But Park apparently took Rain's comment in good faith. He later told Rain. "No worries. I enjoyed it."
Park is one of Korea's best pop musicians, who is well known for his talents in singing, dancing, song-writing since 1994. He later extended music career by forming JYP Entertainment, a production company in 1999 which is one of the biggest talent and music producing companies in South Korea.
Great talents like Jinju, G.O.D., Byul, Lim Jeong Hee, Min, Noel, Ivy, Park Ji-yoon and Rain all got their start there.

S. Korean facelift popularity in China proves fatal

A Chinese woman died after a failed facelift at a beauty parlor in China, which earned her trust by falsely telling her that a South Korean doctor would operate her, Chinese media outlets said.
Chen Li, a 38-year-old woman from Hunan province last month, saw an advertisement from a beauty parlor that said a South Korean medical doctor would visit Changsha, the provincial capital.
Chen, who had been considering a plastic surgery, saw it as a "rare" opportunity to get a surgery directly from a South Korean doctor. South Korea is now perceived as the "Mecca" for plastic surgery throughout Asia, including China.
She paid 270,000 yuan ($39,600) and agreed to a surgery that would rearrange her teeth and remove scars, said Chinese news sites, citing Singaporean newspaper, Lianhezaobao.
Unlike what was initially advertised, there was no South Korean doctor visiting the city.
The surgery was performed on the morning of April 19.
Until 4 p.m., there was no news coming out from the surgery room. Chen's mother asked about it.
The beauty parlor's chief told her: "Something unexpected happened.
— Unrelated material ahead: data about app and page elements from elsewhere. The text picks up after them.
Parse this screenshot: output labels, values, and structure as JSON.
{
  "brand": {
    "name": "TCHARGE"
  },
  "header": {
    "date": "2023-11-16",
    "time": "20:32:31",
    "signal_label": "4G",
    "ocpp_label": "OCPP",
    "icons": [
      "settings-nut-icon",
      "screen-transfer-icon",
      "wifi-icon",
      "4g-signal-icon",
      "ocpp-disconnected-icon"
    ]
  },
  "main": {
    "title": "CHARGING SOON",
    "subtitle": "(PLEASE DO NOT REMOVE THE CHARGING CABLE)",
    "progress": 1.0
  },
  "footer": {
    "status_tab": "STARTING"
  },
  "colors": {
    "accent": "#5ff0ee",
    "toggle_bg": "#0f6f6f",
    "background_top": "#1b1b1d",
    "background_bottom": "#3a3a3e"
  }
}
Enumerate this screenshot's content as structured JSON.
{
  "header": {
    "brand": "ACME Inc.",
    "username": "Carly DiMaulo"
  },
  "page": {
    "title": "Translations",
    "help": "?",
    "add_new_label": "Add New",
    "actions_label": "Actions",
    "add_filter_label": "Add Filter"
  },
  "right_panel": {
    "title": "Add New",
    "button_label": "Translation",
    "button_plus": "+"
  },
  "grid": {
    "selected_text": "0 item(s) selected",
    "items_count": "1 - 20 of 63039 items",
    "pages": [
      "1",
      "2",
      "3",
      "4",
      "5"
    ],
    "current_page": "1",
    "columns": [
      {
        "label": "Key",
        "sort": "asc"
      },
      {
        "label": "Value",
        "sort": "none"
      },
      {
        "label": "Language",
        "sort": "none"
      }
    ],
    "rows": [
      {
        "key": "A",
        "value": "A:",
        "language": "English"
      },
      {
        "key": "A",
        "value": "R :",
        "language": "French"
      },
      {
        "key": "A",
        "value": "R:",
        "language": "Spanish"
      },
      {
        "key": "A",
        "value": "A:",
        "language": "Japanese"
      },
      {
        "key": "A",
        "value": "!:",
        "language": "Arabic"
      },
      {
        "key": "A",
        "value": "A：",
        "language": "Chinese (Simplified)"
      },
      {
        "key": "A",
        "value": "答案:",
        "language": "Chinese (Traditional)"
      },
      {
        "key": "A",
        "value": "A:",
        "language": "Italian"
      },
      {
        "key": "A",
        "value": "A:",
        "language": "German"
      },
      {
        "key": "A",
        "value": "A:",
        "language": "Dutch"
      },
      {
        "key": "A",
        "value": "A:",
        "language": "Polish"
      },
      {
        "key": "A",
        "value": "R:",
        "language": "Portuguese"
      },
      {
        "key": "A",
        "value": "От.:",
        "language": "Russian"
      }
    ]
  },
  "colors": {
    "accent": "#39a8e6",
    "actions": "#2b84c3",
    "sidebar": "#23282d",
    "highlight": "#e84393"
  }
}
She was already transformed to a hospital," the report said.
Her family members immediately rushed to the hospital where Chen was supposed to be. But they only found her in the cadaver room, already frozen, the reports said.
The details regarding the exact cause of her death was unknown. But the case was resolved, the report said, after the beauty parlor paid Chen's family 560,000 yuan (US$82,000), it said.
With the popularity of South Korean plastic surgery, some Chinese hospitals advertise they have "connections" with South Korean hospitals. Some beauty parlors in local provinces also have jumped the wagon by illegally performing plastic surgery.